BEGIN Records shown
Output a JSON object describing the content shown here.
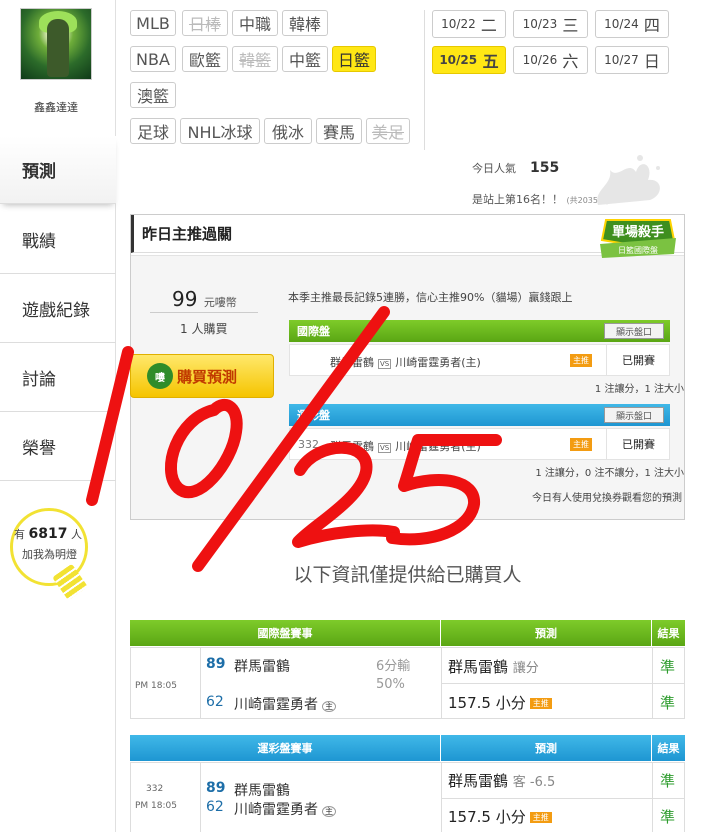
{
  "sidebar": {
    "username": "鑫鑫達達",
    "items": [
      {
        "label": "預測",
        "active": true
      },
      {
        "label": "戰績"
      },
      {
        "label": "遊戲紀錄"
      },
      {
        "label": "討論"
      },
      {
        "label": "榮譽"
      }
    ],
    "bulb": {
      "prefix": "有",
      "count": "6817",
      "suffix": "人",
      "text": "加我為明燈"
    }
  },
  "leagues": [
    {
      "label": "MLB"
    },
    {
      "label": "日棒",
      "disabled": true
    },
    {
      "label": "中職"
    },
    {
      "label": "韓棒"
    },
    {
      "label": "NBA"
    },
    {
      "label": "歐籃"
    },
    {
      "label": "韓籃",
      "disabled": true
    },
    {
      "label": "中籃"
    },
    {
      "label": "日籃",
      "selected": true
    },
    {
      "label": "澳籃"
    },
    {
      "label": "足球"
    },
    {
      "label": "NHL冰球"
    },
    {
      "label": "俄冰"
    },
    {
      "label": "賽馬"
    },
    {
      "label": "美足",
      "disabled": true
    }
  ],
  "dates": [
    {
      "md": "10/22",
      "day": "二"
    },
    {
      "md": "10/23",
      "day": "三"
    },
    {
      "md": "10/24",
      "day": "四"
    },
    {
      "md": "10/25",
      "day": "五",
      "selected": true
    },
    {
      "md": "10/26",
      "day": "六"
    },
    {
      "md": "10/27",
      "day": "日"
    }
  ],
  "stats": {
    "popularity_label": "今日人氣",
    "popularity_value": "155",
    "rank_text": "是站上第16名！！",
    "rank_sub": "(共2035人)"
  },
  "pass": {
    "title": "昨日主推過關",
    "badge_line1": "單場殺手",
    "badge_line2": "日籃國際盤",
    "price": "99",
    "price_unit": "元嘍幣",
    "buyers": "1 人購買",
    "buy_label": "購買預測",
    "coin_label": "嘍",
    "note": "本季主推最長記錄5連勝，信心主推90%（貓場）贏錢跟上",
    "sections": [
      {
        "title": "國際盤",
        "button": "顯示盤口",
        "num": "",
        "home": "群馬雷鶴",
        "vs": "VS",
        "away": "川崎雷霆勇者(主)",
        "tag": "主推",
        "status": "已開賽",
        "summary": "1 注讓分，1 注大小"
      },
      {
        "title": "運彩盤",
        "button": "顯示盤口",
        "num": "332",
        "home": "群馬雷鶴",
        "vs": "VS",
        "away": "川崎雷霆勇者(主)",
        "tag": "主推",
        "status": "已開賽",
        "summary": "1 注讓分，0 注不讓分，1 注大小"
      }
    ],
    "today_note": "今日有人使用兌換券觀看您的預測"
  },
  "info_line": "以下資訊僅提供給已購買人",
  "tables": [
    {
      "header_game": "國際盤賽事",
      "header_pick": "預測",
      "header_result": "結果",
      "num": "",
      "time": "PM 18:05",
      "team1_num": "89",
      "team1": "群馬雷鶴",
      "team2_num": "62",
      "team2": "川崎雷霆勇者",
      "home_mark": "主",
      "odds_line1": "6分輸",
      "odds_line2": "50%",
      "pick1": "群馬雷鶴",
      "pick1_note": "讓分",
      "result1": "準",
      "pick2": "157.5 小分",
      "pick2_tag": "主推",
      "result2": "準"
    },
    {
      "header_game": "運彩盤賽事",
      "header_pick": "預測",
      "header_result": "結果",
      "num": "332",
      "time": "PM 18:05",
      "team1_num": "89",
      "team1": "群馬雷鶴",
      "team2_num": "62",
      "team2": "川崎雷霆勇者",
      "home_mark": "主",
      "pick1": "群馬雷鶴",
      "pick1_note": "客 -6.5",
      "result1": "準",
      "pick2": "157.5 小分",
      "pick2_tag": "主推",
      "result2": "準"
    }
  ],
  "handwriting": "10/25",
  "colors": {
    "accent_yellow": "#ffe714",
    "green_bar": "#6bb820",
    "blue_bar": "#2aa6dc",
    "scribble_red": "#ee1111"
  }
}
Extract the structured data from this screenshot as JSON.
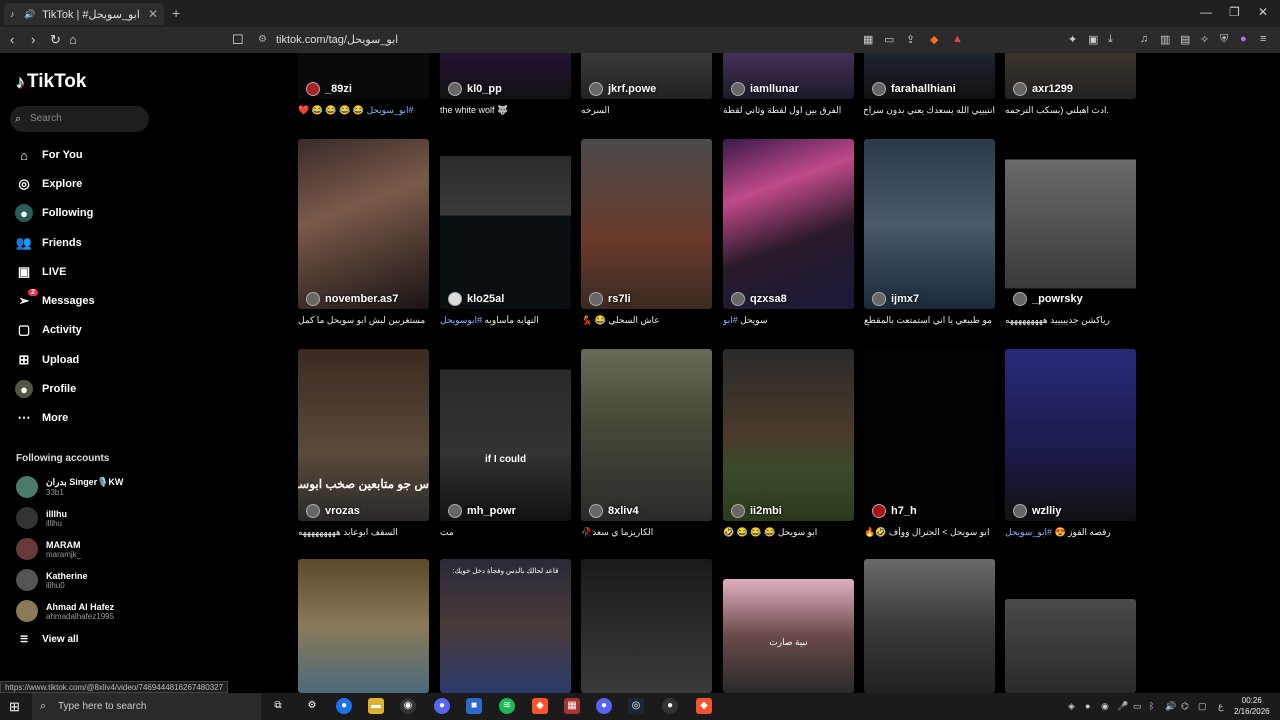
{
  "browser": {
    "tab_title": "TikTok | #ابو_سويحل",
    "new_tab": "+",
    "url": "tiktok.com/tag/ابو_سويحل",
    "status_url": "https://www.tiktok.com/@8xliv4/video/7469444816267480327"
  },
  "sidebar": {
    "logo": "TikTok",
    "search_placeholder": "Search",
    "nav": [
      {
        "label": "For You",
        "icon": "home-icon"
      },
      {
        "label": "Explore",
        "icon": "compass-icon"
      },
      {
        "label": "Following",
        "icon": "following-icon"
      },
      {
        "label": "Friends",
        "icon": "friends-icon"
      },
      {
        "label": "LIVE",
        "icon": "live-icon"
      },
      {
        "label": "Messages",
        "icon": "messages-icon",
        "badge": "2"
      },
      {
        "label": "Activity",
        "icon": "activity-icon"
      },
      {
        "label": "Upload",
        "icon": "upload-icon"
      },
      {
        "label": "Profile",
        "icon": "profile-icon"
      },
      {
        "label": "More",
        "icon": "more-icon"
      }
    ],
    "following_title": "Following accounts",
    "accounts": [
      {
        "name": "بدران Singer🎙️KW",
        "handle": "33b1"
      },
      {
        "name": "illlhu",
        "handle": "illlhu"
      },
      {
        "name": "MARAM",
        "handle": "maramjk_"
      },
      {
        "name": "Katherine",
        "handle": "illhu0"
      },
      {
        "name": "Ahmad Al Hafez",
        "handle": "ahmadalhafez1995"
      }
    ],
    "view_all": "View all"
  },
  "grid": {
    "row1": [
      {
        "user": "_89zi",
        "caption": "😂 😂 😂 😂 ❤️ ",
        "tag": "#ابو_سويحل"
      },
      {
        "user": "kl0_pp",
        "caption": "the white wolf 🐺",
        "tag": ""
      },
      {
        "user": "jkrf.powe",
        "caption": "السرخه",
        "tag": ""
      },
      {
        "user": "iamllunar",
        "caption": "الفرق بين اول لقطة وثاني لقطة",
        "tag": ""
      },
      {
        "user": "farahallhiani",
        "caption": "انتيييي الله يسعدك يعني بدون سراخ",
        "tag": ""
      },
      {
        "user": "axr1299",
        "caption": ".ادث اهبلني (بسكب الترجمه",
        "tag": ""
      }
    ],
    "row2": [
      {
        "user": "november.as7",
        "caption": "مستغربين ليش ابو سويحل ما كمل",
        "tag": ""
      },
      {
        "user": "klo25al",
        "caption": "النهايه مأساويه ",
        "tag": "#ابوسويحل"
      },
      {
        "user": "rs7li",
        "caption": "عاش السحلي 😂 💃",
        "tag": ""
      },
      {
        "user": "qzxsa8",
        "caption": "سويحل ",
        "tag": "#ابو"
      },
      {
        "user": "ijmx7",
        "caption": "مو طبيعي يا اني استمتعت بالمقطع",
        "tag": ""
      },
      {
        "user": "_powrsky",
        "caption": "رياكشن جديييييد هههههههههه",
        "tag": ""
      }
    ],
    "row3": [
      {
        "user": "vrozas",
        "caption": "السقف ابوعابد هههههههههه",
        "tag": ""
      },
      {
        "user": "mh_powr",
        "caption": "مت",
        "tag": ""
      },
      {
        "user": "8xliv4",
        "caption": "الكاريزما ي سعد🥀",
        "tag": ""
      },
      {
        "user": "ii2mbi",
        "caption": "ابو سويحل 😂 😂 😂 🤣",
        "tag": ""
      },
      {
        "user": "h7_h",
        "caption": "ابو سويحل > الجنرال ووأف 🤣🔥",
        "tag": ""
      },
      {
        "user": "wzlliy",
        "caption": "رقصه الفوز 😍 ",
        "tag": "#ابو_سويحل"
      }
    ],
    "overlays": {
      "if_i_could": "if I could",
      "arabic_overlay": "س جو متابعين صخب ابوسويحل",
      "nibra": "نبية صارت",
      "top_text": "قاعد لحالك بالدس وفجأة دخل خويك:"
    }
  },
  "taskbar": {
    "search_placeholder": "Type here to search",
    "time": "00:26",
    "date": "2/16/2026",
    "lang": "ع"
  }
}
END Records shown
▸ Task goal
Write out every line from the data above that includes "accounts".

▸ Answer to the exercise
    "following_title": "Following accounts",
    "accounts": [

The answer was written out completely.